        2. 9.2 M-Bus Architecture
        3. 9.3 Wireless M-Bus
      2. Chapter 10: The ANSI C12 Suite
        1. 10.1 Introduction
        2. 10.2 C12.19: The C12 Data Model
        3. 10.3 C12.18: Basic Point-to-Point Communication Over an Optical Port
        4. 10.4 C12.21: An Extension of C12.18 for Modem Communication
        5. 10.5 C12.22: C12.19 Tables Transport Over Any Networking Communication System
        6. 10.6 Other Parts of ANSI C12 Protocol Suite
        7. 10.7 RFC 6142: C12.22 Transport Over an IP Network
        8. 10.8 REST-Based Interfaces to C12.19
      3. Chapter 11: DLMS/COSEM
        1. 11.1 DLMS Standardization
        2. 11.2 The COSEM Data Model
        3. 11.3 The Object Identification System (OBIS)
        4. 11.4 The DLMS/COSEM Interface Classes

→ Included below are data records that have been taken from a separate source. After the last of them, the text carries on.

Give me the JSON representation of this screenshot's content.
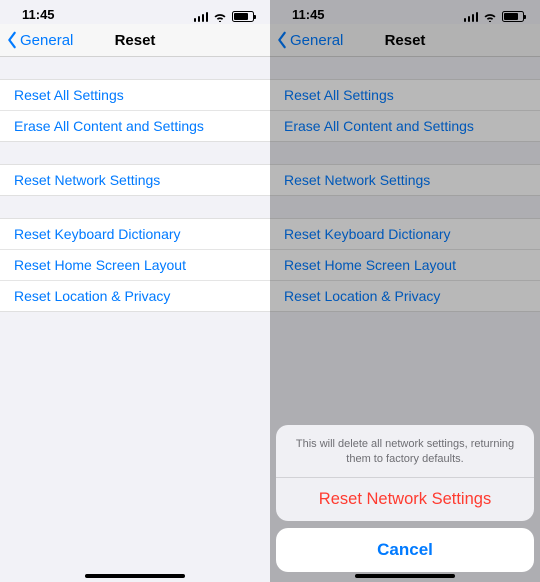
{
  "status": {
    "time": "11:45"
  },
  "nav": {
    "back_label": "General",
    "title": "Reset"
  },
  "rows": {
    "reset_all": "Reset All Settings",
    "erase_all": "Erase All Content and Settings",
    "reset_network": "Reset Network Settings",
    "reset_keyboard": "Reset Keyboard Dictionary",
    "reset_home": "Reset Home Screen Layout",
    "reset_privacy": "Reset Location & Privacy"
  },
  "sheet": {
    "message": "This will delete all network settings, returning them to factory defaults.",
    "action": "Reset Network Settings",
    "cancel": "Cancel"
  }
}
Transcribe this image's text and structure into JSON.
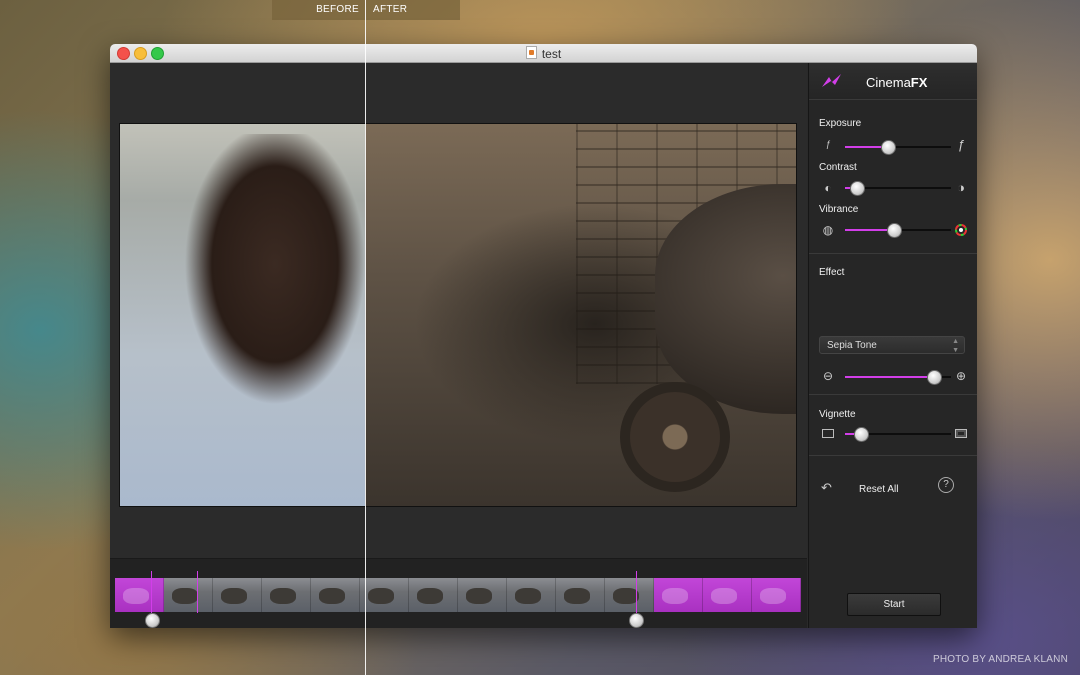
{
  "compare_bar": {
    "before_label": "BEFORE",
    "after_label": "AFTER"
  },
  "window": {
    "title": "test"
  },
  "panel": {
    "brand": {
      "name_prefix": "Cinema",
      "name_suffix": "FX"
    },
    "exposure": {
      "label": "Exposure",
      "value_percent": 40,
      "min_icon": "f-small-icon",
      "max_icon": "f-large-icon"
    },
    "contrast": {
      "label": "Contrast",
      "value_percent": 10,
      "min_icon": "contrast-low-icon",
      "max_icon": "contrast-high-icon"
    },
    "vibrance": {
      "label": "Vibrance",
      "value_percent": 45,
      "min_icon": "vibrance-low-icon",
      "max_icon": "color-wheel-icon"
    },
    "effect": {
      "label": "Effect",
      "selected": "Sepia Tone",
      "value_percent": 83,
      "min_icon": "minus-icon",
      "max_icon": "plus-icon"
    },
    "vignette": {
      "label": "Vignette",
      "value_percent": 14,
      "min_icon": "rectangle-icon",
      "max_icon": "vignette-icon"
    },
    "reset_label": "Reset All",
    "help_label": "?",
    "start_label": "Start"
  },
  "filmstrip": {
    "frame_count": 14,
    "selection_start_percent": 5,
    "selection_end_percent": 76
  },
  "credit": "PHOTO BY ANDREA KLANN",
  "colors": {
    "accent": "#d23ee9",
    "panel_bg": "#262626"
  }
}
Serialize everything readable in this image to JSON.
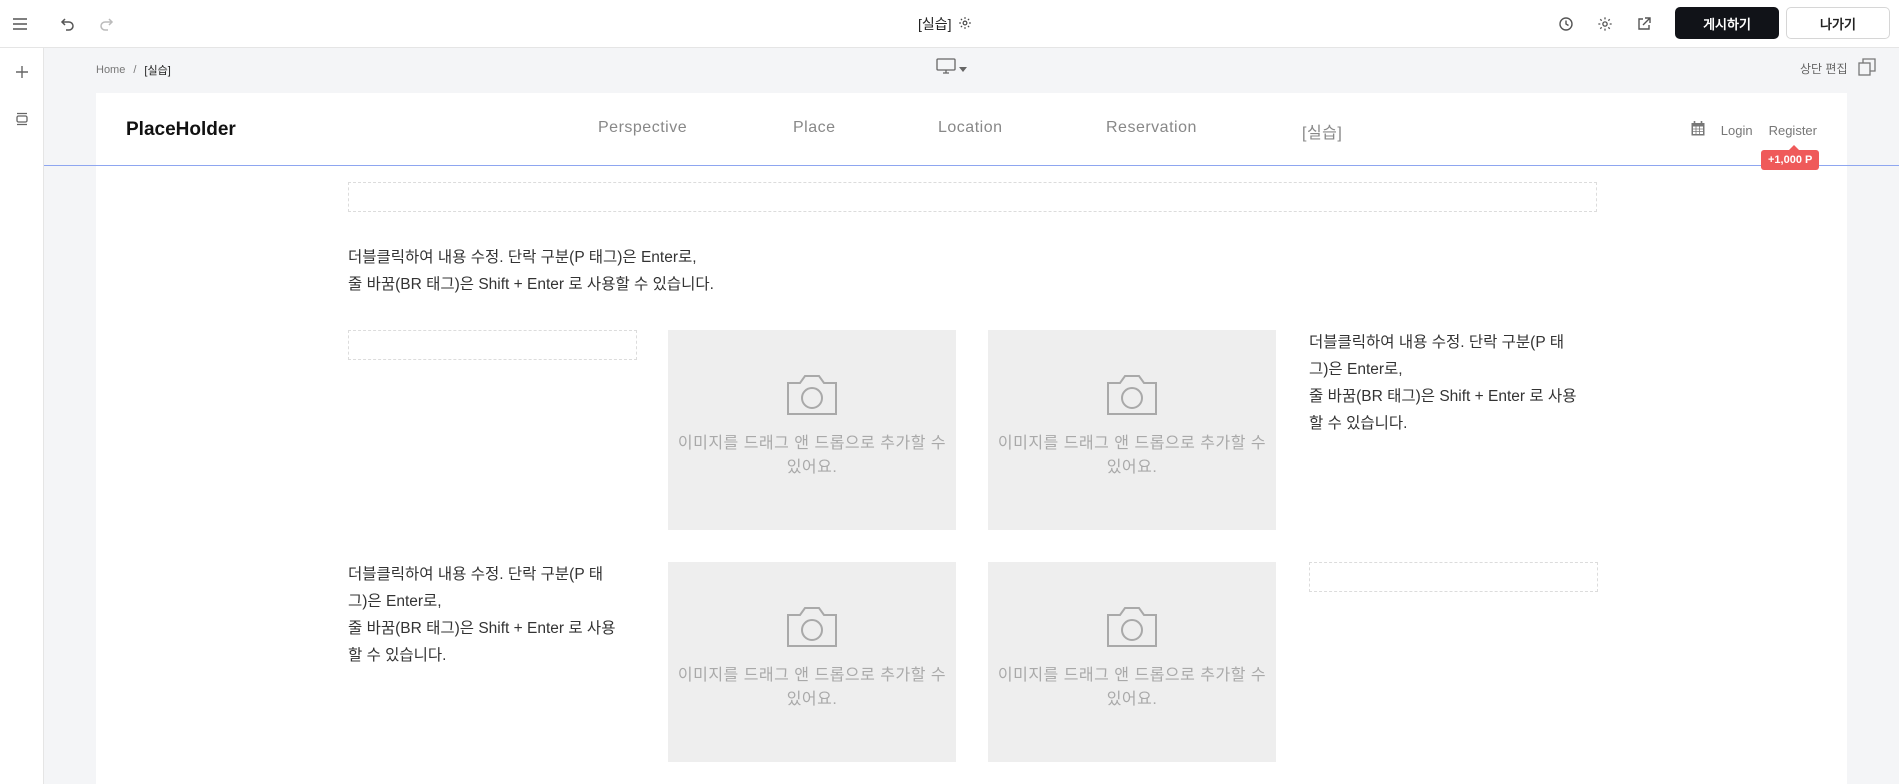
{
  "editor": {
    "page_title": "[실습]",
    "publish_label": "게시하기",
    "exit_label": "나가기",
    "icons": {
      "menu": "hamburger-icon",
      "undo": "undo-icon",
      "redo": "redo-icon",
      "page_settings": "gear-icon",
      "history": "history-icon",
      "settings": "gear-icon",
      "preview": "external-link-icon",
      "add": "plus-icon",
      "sections": "layers-icon",
      "device": "desktop-icon",
      "top_edit": "copy-icon"
    }
  },
  "breadcrumb": {
    "home": "Home",
    "separator": "/",
    "current": "[실습]"
  },
  "top_edit_label": "상단 편집",
  "site": {
    "logo": "PlaceHolder",
    "nav": [
      "Perspective",
      "Place",
      "Location",
      "Reservation",
      "[실습]"
    ],
    "login": "Login",
    "register": "Register",
    "points_badge": "+1,000 P"
  },
  "content": {
    "paragraph_main": [
      "더블클릭하여 내용 수정. 단락 구분(P 태그)은 Enter로,",
      "줄 바꿈(BR 태그)은 Shift + Enter 로 사용할 수 있습니다."
    ],
    "paragraph_narrow": [
      "더블클릭하여 내용 수정. 단락 구분(P 태",
      "그)은 Enter로,",
      "줄 바꿈(BR 태그)은 Shift + Enter 로 사용",
      "할 수 있습니다."
    ],
    "image_placeholder": [
      "이미지를 드래그 앤 드롭으로 추가할 수",
      "있어요."
    ]
  },
  "colors": {
    "publish_bg": "#111318",
    "badge_bg": "#ef5a5a",
    "guide_line": "#8ea6f0",
    "placeholder_bg": "#eeeeee"
  }
}
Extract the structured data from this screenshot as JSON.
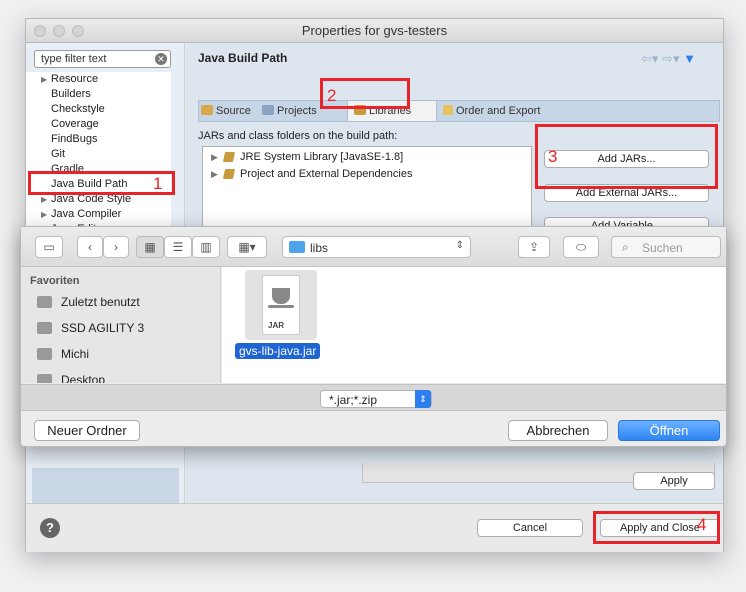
{
  "window": {
    "title": "Properties for gvs-testers"
  },
  "sidebar": {
    "filter_placeholder": "type filter text",
    "items": [
      {
        "label": "Resource",
        "expandable": true
      },
      {
        "label": "Builders",
        "expandable": false
      },
      {
        "label": "Checkstyle",
        "expandable": false
      },
      {
        "label": "Coverage",
        "expandable": false
      },
      {
        "label": "FindBugs",
        "expandable": false
      },
      {
        "label": "Git",
        "expandable": false
      },
      {
        "label": "Gradle",
        "expandable": false
      },
      {
        "label": "Java Build Path",
        "expandable": false,
        "selected": true
      },
      {
        "label": "Java Code Style",
        "expandable": true
      },
      {
        "label": "Java Compiler",
        "expandable": true
      },
      {
        "label": "Java Editor",
        "expandable": true
      }
    ]
  },
  "main": {
    "title": "Java Build Path",
    "tabs": [
      {
        "label": "Source"
      },
      {
        "label": "Projects"
      },
      {
        "label": "Libraries",
        "active": true
      },
      {
        "label": "Order and Export"
      }
    ],
    "description": "JARs and class folders on the build path:",
    "entries": [
      {
        "label": "JRE System Library [JavaSE-1.8]"
      },
      {
        "label": "Project and External Dependencies"
      }
    ],
    "buttons": {
      "add_jars": "Add JARs...",
      "add_external_jars": "Add External JARs...",
      "add_variable": "Add Variable...",
      "apply": "Apply"
    }
  },
  "footer": {
    "cancel": "Cancel",
    "apply_and_close": "Apply and Close"
  },
  "annotations": [
    "1",
    "2",
    "3",
    "4"
  ],
  "file_dialog": {
    "path": "libs",
    "search_placeholder": "Suchen",
    "favorites_header": "Favoriten",
    "favorites": [
      "Zuletzt benutzt",
      "SSD AGILITY 3",
      "Michi",
      "Desktop"
    ],
    "files": [
      {
        "name": "gvs-lib-java.jar",
        "badge": "JAR",
        "selected": true
      }
    ],
    "file_type": "*.jar;*.zip",
    "buttons": {
      "new_folder": "Neuer Ordner",
      "cancel": "Abbrechen",
      "open": "Öffnen"
    }
  },
  "colors": {
    "annotation": "#e8232a",
    "accent": "#2d7ff0",
    "selection": "#1e64d2"
  }
}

        5. 11.5 Accessing COSEM Interface Objects
        6. 11.6 End-to-End Security in the DLMS/COSEM Approach
    9. Part Four: The Next Generation: IP-Based Protocols
      1. Chapter 12: 6LoWPAN and RPL
        1. 12.1 Overview
        2. 12.2 What is 6LoWPAN? 6LoWPAN and RPL Standardization
        3. 12.3 Overview of the 6LoWPAN Adaptation Layer
        4. 12.4 Context-Based Compression: IPHC
        5. 12.5 RPL
        6. 12.6 Downward Routes, Multicast Membership
        7. 12.7 Packet Routing
      2. Chapter 13: ZigBee Smart Energy 2.0
        1. 13.1 REST Overview
        2. 13.2 ZigBee SEP 2.0 Overview
        3. 13.3 Function Sets and Device Types
        4. 13.4 ZigBee SE 2.0 Security
      3. Chapter 14: The ETSI M2M Architecture
        1. 14.1 Introduction to ETSI TC M2M
        2. 14.2 System Architecture
        3. 14.3 ETSI M2M SCL Resource Structure
        4. 14.4 ETSI M2M Interactions Overview
        5. 14.5 Security in the ETSI M2M Framework
        6. 14.6 Interworking with Machine Area Networks
        7. 14.7 Conclusion on ETSI M2M
    10. Part Five: Key Applications of the Internet of Things
      1. Chapter 15: The Smart Grid
        1. 15.1 Introduction
        2. 15.2 The Marginal Cost of Electricity: Base and Peak Production
        3. 15.3 Managing Demand: The Next Challenge of Electricity Operators … and Why M2M Will Become a Key Technology
        4. 15.4 Demand Response for Transmission System Operators (TSO)
        5. 15.5 Case Study: RTE in France
        6. 15.6 The Opportunity of Smart Distributed Energy Management
        7. 15.7 Demand Response: The Big Picture
        8. 15.8 Conclusion: The Business Case of Demand Response and Demand Shifting is a Key Driver for the Deployment of the Internet of Things
      2. Chapter 16: Electric Vehicle Charging
        1. 16.1 Charging Standards Overview
        2. 16.2 Use Cases
        3. 16.3 Conclusion
    11. Appendix A: Normal Aggregate Power Demand of a Set of Identical Heating Systems with Hysteresis
    12. Appendix B: Effect of a Decrease of Tref. The Danger of Correlation
    13. Appendix C: Changing Tref without Introducing Correlation
      1. C.1 Effect of an Increase of Tref
    14. Appendix D: Lower Consumption, A Side Benefit of Power Shedding
    15. Index